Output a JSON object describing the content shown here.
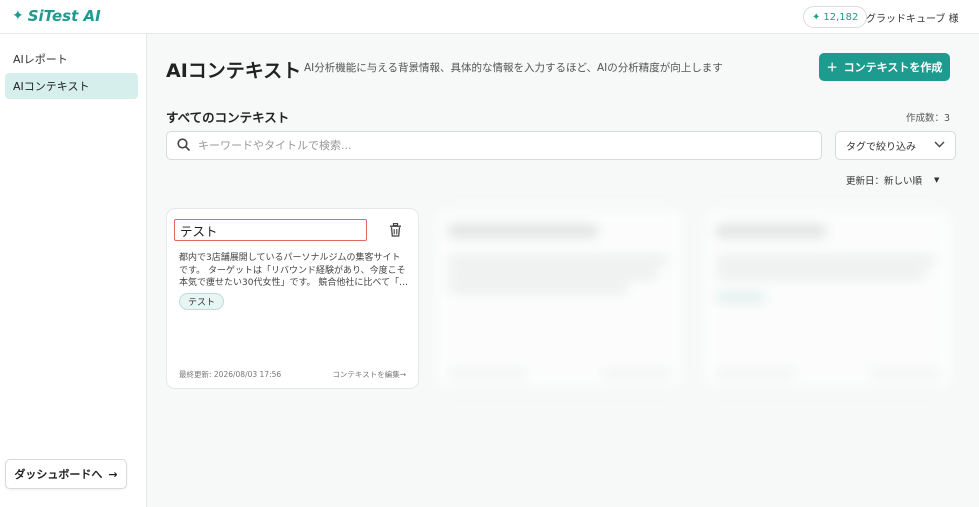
{
  "header": {
    "logo": "SiTest AI",
    "credits": "12,182",
    "user": "グラッドキューブ 様"
  },
  "sidebar": {
    "items": [
      {
        "label": "AIレポート"
      },
      {
        "label": "AIコンテキスト"
      }
    ],
    "dashboard_button": "ダッシュボードへ"
  },
  "main": {
    "title": "AIコンテキスト",
    "description": "AI分析機能に与える背景情報、具体的な情報を入力するほど、AIの分析精度が向上します",
    "create_button": "コンテキストを作成",
    "section_title": "すべてのコンテキスト",
    "count": "作成数：3",
    "search_placeholder": "キーワードやタイトルで検索...",
    "tag_filter": "タグで絞り込み",
    "sort": "更新日：新しい順"
  },
  "cards": [
    {
      "title": "テスト",
      "description": "都内で3店舗展開しているパーソナルジムの集客サイトです。 ターゲットは「リバウンド経験があり、今度こそ本気で痩せたい30代女性」です。 競合他社に比べて「…",
      "tag": "テスト",
      "updated": "最終更新: 2026/08/03 17:56",
      "edit": "コンテキストを編集→"
    }
  ],
  "colors": {
    "accent": "#1d9b8e",
    "highlight": "#e06a5e"
  }
}
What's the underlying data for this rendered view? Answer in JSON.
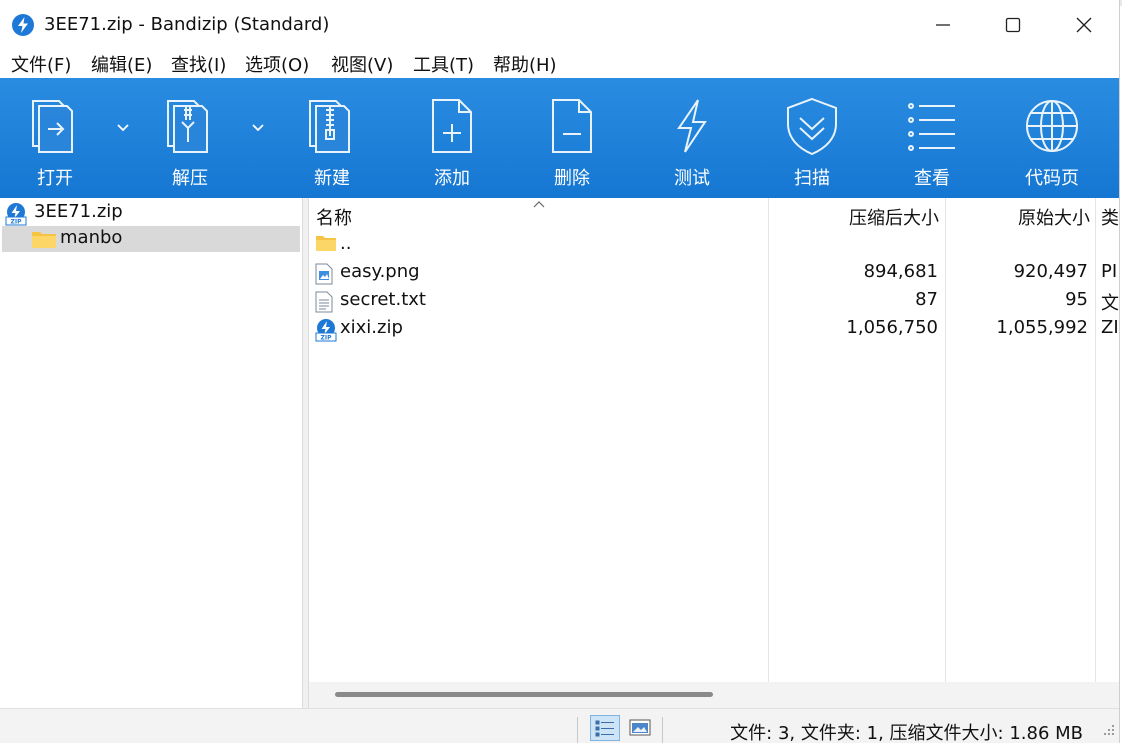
{
  "window": {
    "title": "3EE71.zip - Bandizip (Standard)"
  },
  "menu": [
    {
      "label": "文件(F)"
    },
    {
      "label": "编辑(E)"
    },
    {
      "label": "查找(I)"
    },
    {
      "label": "选项(O)"
    },
    {
      "label": "视图(V)"
    },
    {
      "label": "工具(T)"
    },
    {
      "label": "帮助(H)"
    }
  ],
  "toolbar": {
    "open": "打开",
    "extract": "解压",
    "new": "新建",
    "add": "添加",
    "delete": "删除",
    "test": "测试",
    "scan": "扫描",
    "view": "查看",
    "codepage": "代码页"
  },
  "tree": {
    "root": "3EE71.zip",
    "folder": "manbo"
  },
  "columns": {
    "name": "名称",
    "compressed": "压缩后大小",
    "original": "原始大小",
    "type": "类"
  },
  "files": [
    {
      "name": "..",
      "compressed": "",
      "original": "",
      "type": "",
      "icon": "folder-icon"
    },
    {
      "name": "easy.png",
      "compressed": "894,681",
      "original": "920,497",
      "type": "PI",
      "icon": "image-file-icon"
    },
    {
      "name": "secret.txt",
      "compressed": "87",
      "original": "95",
      "type": "文",
      "icon": "text-file-icon"
    },
    {
      "name": "xixi.zip",
      "compressed": "1,056,750",
      "original": "1,055,992",
      "type": "ZI",
      "icon": "zip-file-icon"
    }
  ],
  "status": {
    "summary": "文件: 3, 文件夹: 1, 压缩文件大小: 1.86 MB"
  },
  "colors": {
    "toolbar": "#1a7fd8",
    "accent": "#1e78d6"
  }
}
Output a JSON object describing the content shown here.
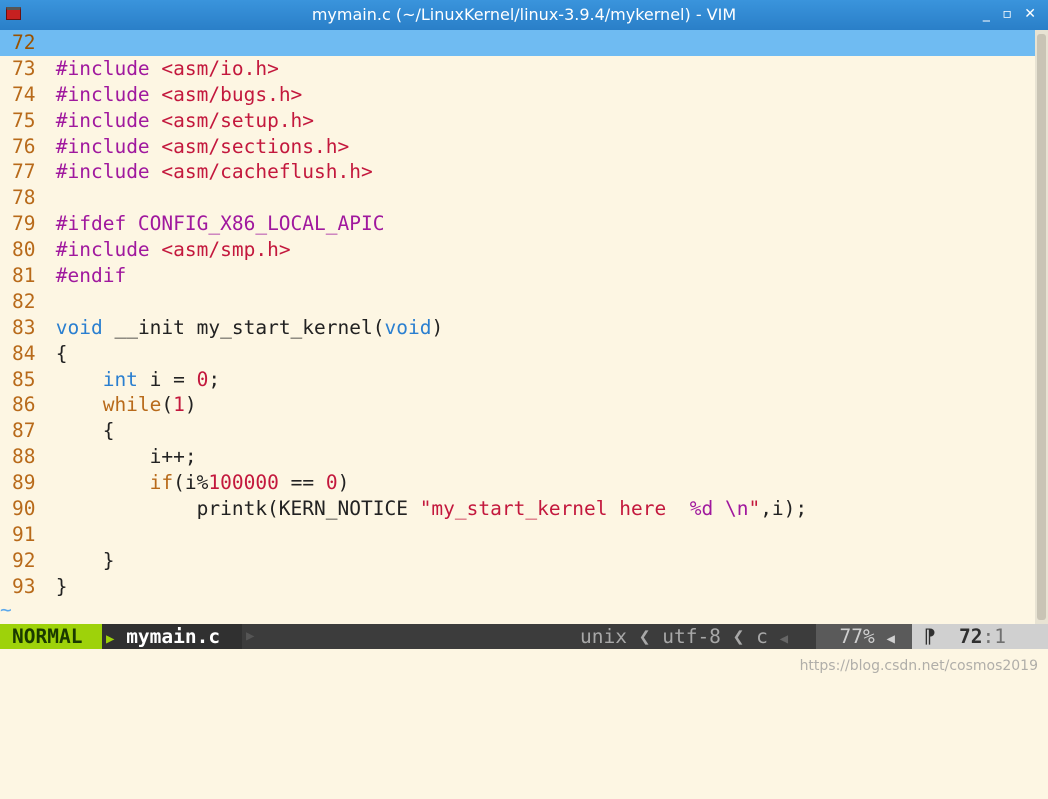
{
  "window": {
    "title": "mymain.c (~/LinuxKernel/linux-3.9.4/mykernel) - VIM",
    "buttons": "_ ▫ ✕"
  },
  "editor": {
    "lines": [
      {
        "n": "72",
        "code": ""
      },
      {
        "n": "73",
        "code": "#include <asm/io.h>"
      },
      {
        "n": "74",
        "code": "#include <asm/bugs.h>"
      },
      {
        "n": "75",
        "code": "#include <asm/setup.h>"
      },
      {
        "n": "76",
        "code": "#include <asm/sections.h>"
      },
      {
        "n": "77",
        "code": "#include <asm/cacheflush.h>"
      },
      {
        "n": "78",
        "code": ""
      },
      {
        "n": "79",
        "code": "#ifdef CONFIG_X86_LOCAL_APIC"
      },
      {
        "n": "80",
        "code": "#include <asm/smp.h>"
      },
      {
        "n": "81",
        "code": "#endif"
      },
      {
        "n": "82",
        "code": ""
      },
      {
        "n": "83",
        "code": "void __init my_start_kernel(void)"
      },
      {
        "n": "84",
        "code": "{"
      },
      {
        "n": "85",
        "code": "    int i = 0;"
      },
      {
        "n": "86",
        "code": "    while(1)"
      },
      {
        "n": "87",
        "code": "    {"
      },
      {
        "n": "88",
        "code": "        i++;"
      },
      {
        "n": "89",
        "code": "        if(i%100000 == 0)"
      },
      {
        "n": "90",
        "code": "            printk(KERN_NOTICE \"my_start_kernel here  %d \\n\",i);"
      },
      {
        "n": "91",
        "code": ""
      },
      {
        "n": "92",
        "code": "    }"
      },
      {
        "n": "93",
        "code": "}"
      }
    ],
    "tilde": "~"
  },
  "statusline": {
    "mode": "NORMAL",
    "filename": "mymain.c",
    "fileformat": "unix",
    "encoding": "utf-8",
    "filetype": "c",
    "percent": "77%",
    "line": "72",
    "column": "1"
  },
  "watermark": "https://blog.csdn.net/cosmos2019",
  "colors": {
    "background": "#fdf6e3",
    "cursorline": "#6fbbf2",
    "preprocessor": "#a0189e",
    "string": "#c3183d",
    "type": "#2a7fd0",
    "keyword": "#b86a1a",
    "mode_bg": "#9ed20a"
  }
}
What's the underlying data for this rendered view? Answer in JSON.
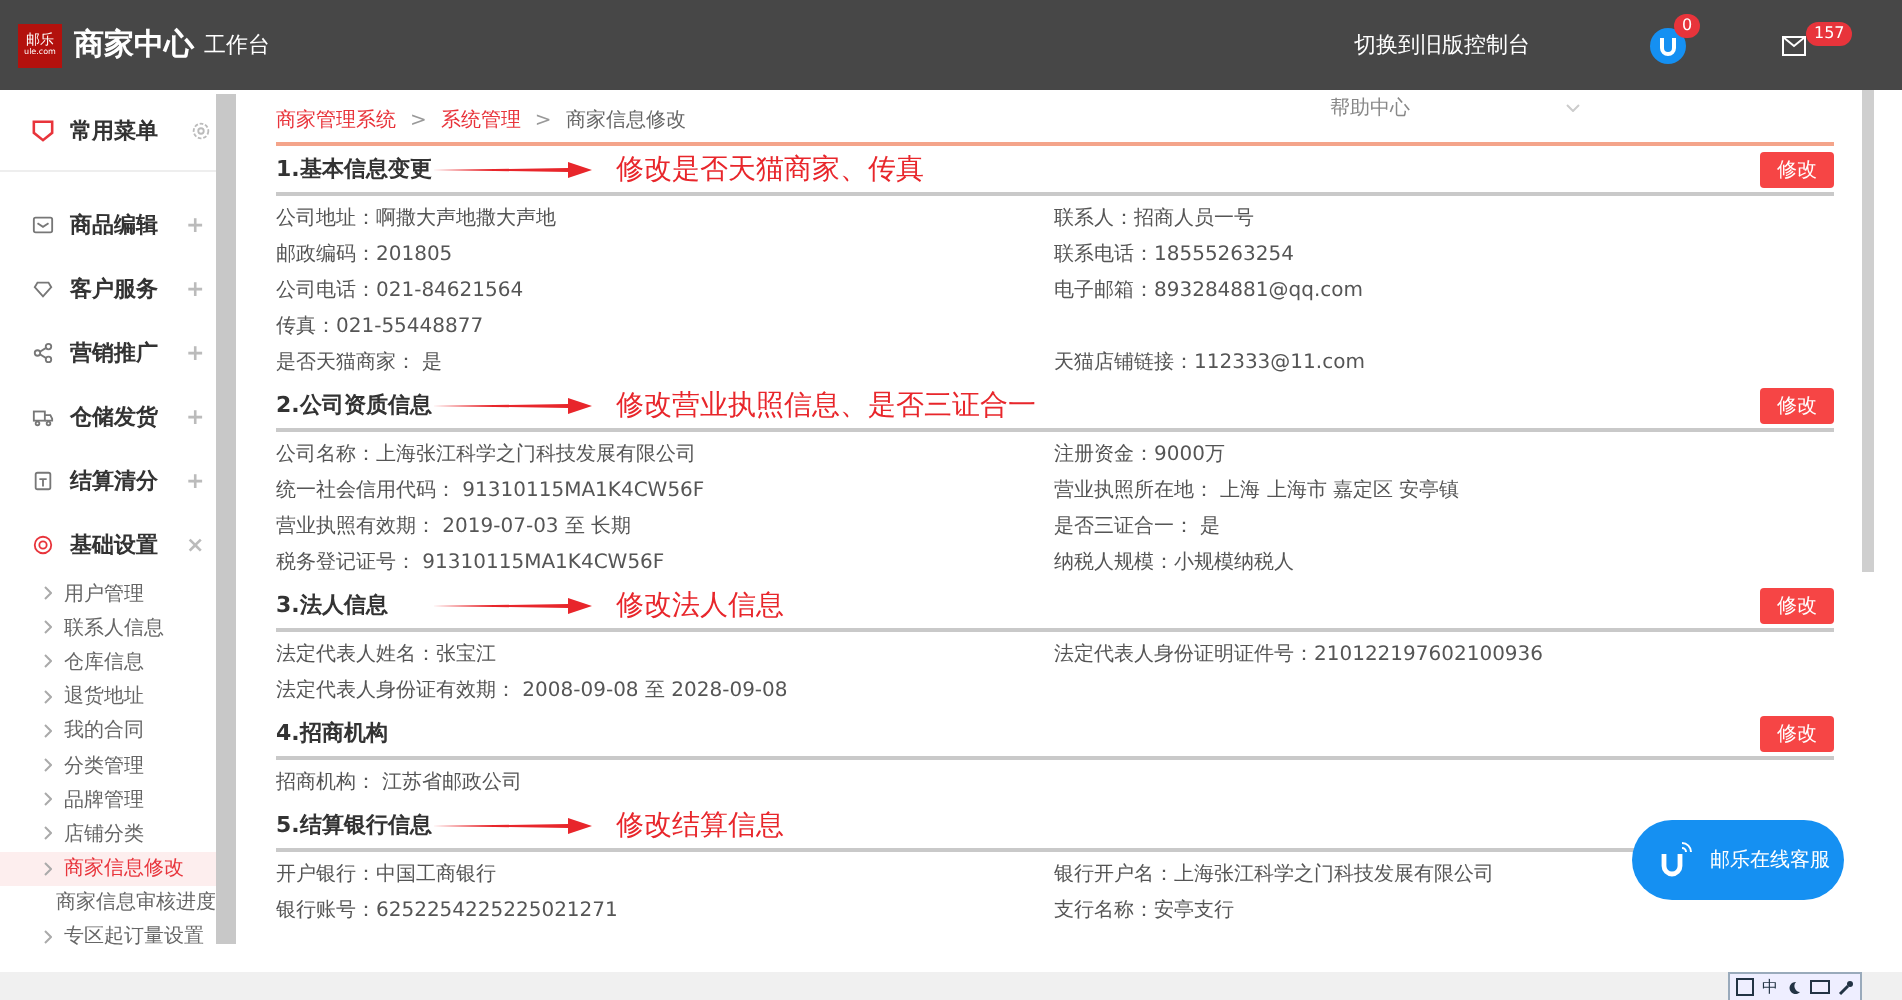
{
  "header": {
    "logo": {
      "top": "邮乐",
      "bottom": "ule.com"
    },
    "title": "商家中心",
    "subtitle": "工作台",
    "switch_link": "切换到旧版控制台",
    "user_badge": "0",
    "mail_badge": "157"
  },
  "help_menu": {
    "label": "帮助中心"
  },
  "sidebar": {
    "favorites": "常用菜单",
    "groups": [
      {
        "label": "商品编辑",
        "toggle": "+",
        "expanded": false
      },
      {
        "label": "客户服务",
        "toggle": "+",
        "expanded": false
      },
      {
        "label": "营销推广",
        "toggle": "+",
        "expanded": false
      },
      {
        "label": "仓储发货",
        "toggle": "+",
        "expanded": false
      },
      {
        "label": "结算清分",
        "toggle": "+",
        "expanded": false
      },
      {
        "label": "基础设置",
        "toggle": "×",
        "expanded": true,
        "children": [
          {
            "label": "用户管理",
            "selected": false
          },
          {
            "label": "联系人信息",
            "selected": false
          },
          {
            "label": "仓库信息",
            "selected": false
          },
          {
            "label": "退货地址",
            "selected": false
          },
          {
            "label": "我的合同",
            "selected": false
          },
          {
            "label": "分类管理",
            "selected": false
          },
          {
            "label": "品牌管理",
            "selected": false
          },
          {
            "label": "店铺分类",
            "selected": false
          },
          {
            "label": "商家信息修改",
            "selected": true
          },
          {
            "label": "商家信息审核进度",
            "selected": false
          },
          {
            "label": "专区起订量设置",
            "selected": false
          }
        ]
      }
    ]
  },
  "breadcrumb": {
    "separator": ">",
    "items": [
      {
        "label": "商家管理系统",
        "link": true
      },
      {
        "label": "系统管理",
        "link": true
      },
      {
        "label": "商家信息修改",
        "link": false
      }
    ]
  },
  "sections": [
    {
      "title": "1.基本信息变更",
      "button": "修改",
      "annotation": "修改是否天猫商家、传真",
      "rows": [
        {
          "left": "公司地址：啊撒大声地撒大声地",
          "right": "联系人：招商人员一号"
        },
        {
          "left": "邮政编码：201805",
          "right": "联系电话：18555263254"
        },
        {
          "left": "公司电话：021-84621564",
          "right": "电子邮箱：893284881@qq.com"
        },
        {
          "left": "传真：021-55448877"
        },
        {
          "left": "是否天猫商家： 是",
          "right": "天猫店铺链接：112333@11.com"
        }
      ]
    },
    {
      "title": "2.公司资质信息",
      "button": "修改",
      "annotation": "修改营业执照信息、是否三证合一",
      "rows": [
        {
          "left": "公司名称：上海张江科学之门科技发展有限公司",
          "right": "注册资金：9000万"
        },
        {
          "left": "统一社会信用代码： 91310115MA1K4CW56F",
          "right": "营业执照所在地： 上海 上海市 嘉定区 安亭镇"
        },
        {
          "left": "营业执照有效期： 2019-07-03 至 长期",
          "right": "是否三证合一： 是"
        },
        {
          "left": "税务登记证号： 91310115MA1K4CW56F",
          "right": "纳税人规模：小规模纳税人"
        }
      ]
    },
    {
      "title": "3.法人信息",
      "button": "修改",
      "annotation": "修改法人信息",
      "rows": [
        {
          "left": "法定代表人姓名：张宝江",
          "right": "法定代表人身份证明证件号：210122197602100936"
        },
        {
          "left": "法定代表人身份证有效期： 2008-09-08 至 2028-09-08"
        }
      ]
    },
    {
      "title": "4.招商机构",
      "button": "修改",
      "rows": [
        {
          "left": "招商机构： 江苏省邮政公司"
        }
      ]
    },
    {
      "title": "5.结算银行信息",
      "annotation": "修改结算信息",
      "rows": [
        {
          "left": "开户银行：中国工商银行",
          "right": "银行开户名：上海张江科学之门科技发展有限公司"
        },
        {
          "left": "银行账号：6252254225225021271",
          "right": "支行名称：安亭支行"
        }
      ]
    }
  ],
  "chat_button": {
    "label": "邮乐在线客服"
  },
  "ime_bar": {
    "language": "中"
  }
}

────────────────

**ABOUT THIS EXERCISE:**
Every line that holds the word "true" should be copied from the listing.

**TASK ANSWER:**
        "expanded": true,
            "selected": true
        "link": true
        "link": true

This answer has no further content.